The waking nightmare ended in December 1987 when both sides agreed, under the catchphrase “trust but verify”, to get rid of their land-based mid-range nuclear missiles. Under the Intermediate Nuclear Forces Treaty, Ronald Reagan’s administration withdrew the cruise and Pershing missiles it had deployed in Britain and other countries; Mikhail Gorbachev’s Politburo did the same with the SS-20 missiles that had started the European arms race in the first place.…  Seguir leyendo »

So many critics of the Putin regime have died in mysterious circumstances that the apparent suicide of Alexander Shchetinin, a Russian journalist based in the Ukrainian capital Kiev, makes barely a ripple. Ukrainian police (not renowned for their investigative nous) have found no signs of foul play; Mr Shchetinin, who had declared the Russian leader his “personal foe”, was said to be depressed — and had complained that émigré critics of the Kremlin were being driven to despair.

But clearer clues of trouble abound. Right now, Russia is conducting its largest military exercise for decades, alarming our spies and analysts. It pursues a gruesome proxy war in Syria, exposing the helplessness of western diplomacy.…  Seguir leyendo »

Tragedy and chaos, both imposed from outside and self-inflicted, feature all too often in Poland’s history. They are exemplified by Saturday’s plane crash. President Lech Kaczynski’s apparently reckless insistence on landing on an unsuitable foggy airport cost the lives of some of Poland’s most distinguished military and academic figures. The echo of the original Katyn massacre, in which the Polish prewar elite — lawyers, doctors, teachers, public servants, all serving as reserve officers — perished at Russian hands is unbearably poignant.

Yet the Poland that is now so convulsed in grief has another side to it. Never in its history has Poland been so prosperous or so secure.…  Seguir leyendo »

On Russia, at least, Gordon Brown, David Cameron and Nick Clegg think alike. Belatedly and perhaps emptily, all three party leaders have condemned the invasion of Georgia and demanded a tough response. Yet a different and even odder alliance is taking shape on the other side. Its members include such unlikely figures as Andrew Murray of Stop the War Coalition, David Davies, the Tory MP for Monmouth, and historian Correlli Barnett, as well as anonymous but influential City bankers and lawyers.

The Kremlin's most constant allies are the old pro-Soviet left: people such as Bob Wareing, the veteran leftwing MP for Liverpool, West Derby.…  Seguir leyendo »

Sixty years ago the Berlin Airlift highlighted the menace of Stalin's Kremlin.
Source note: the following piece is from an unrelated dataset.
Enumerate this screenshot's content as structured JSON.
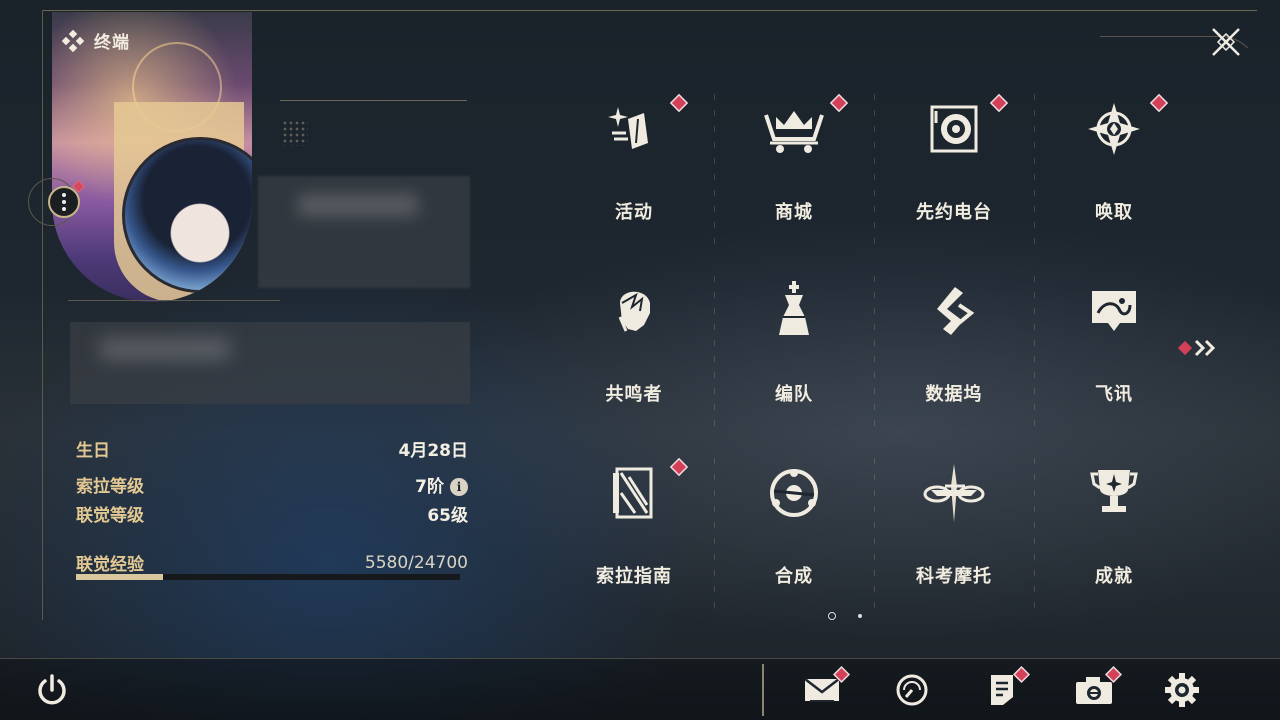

Forty years ago Soviet tanks crushed both the Prague Spring and any remaining illusions about the Kremlin's grip on the captive nations. Twenty years ago we began dropping our guard, as totalitarianism withered under Mikhail Gorbachev. Now it is time to acknowledge the inconvenient truth. Russia is back: rich, powerful and hostile. Partnership is giving way to rivalry, with increasingly threatening overtones. The new Cold War has begun - but just as in the 1940s, we are alarmingly slow to notice it.

The loudest alarm signal is Russia's predictable yet mystifying presidential election on March 2.…  Seguir leyendo »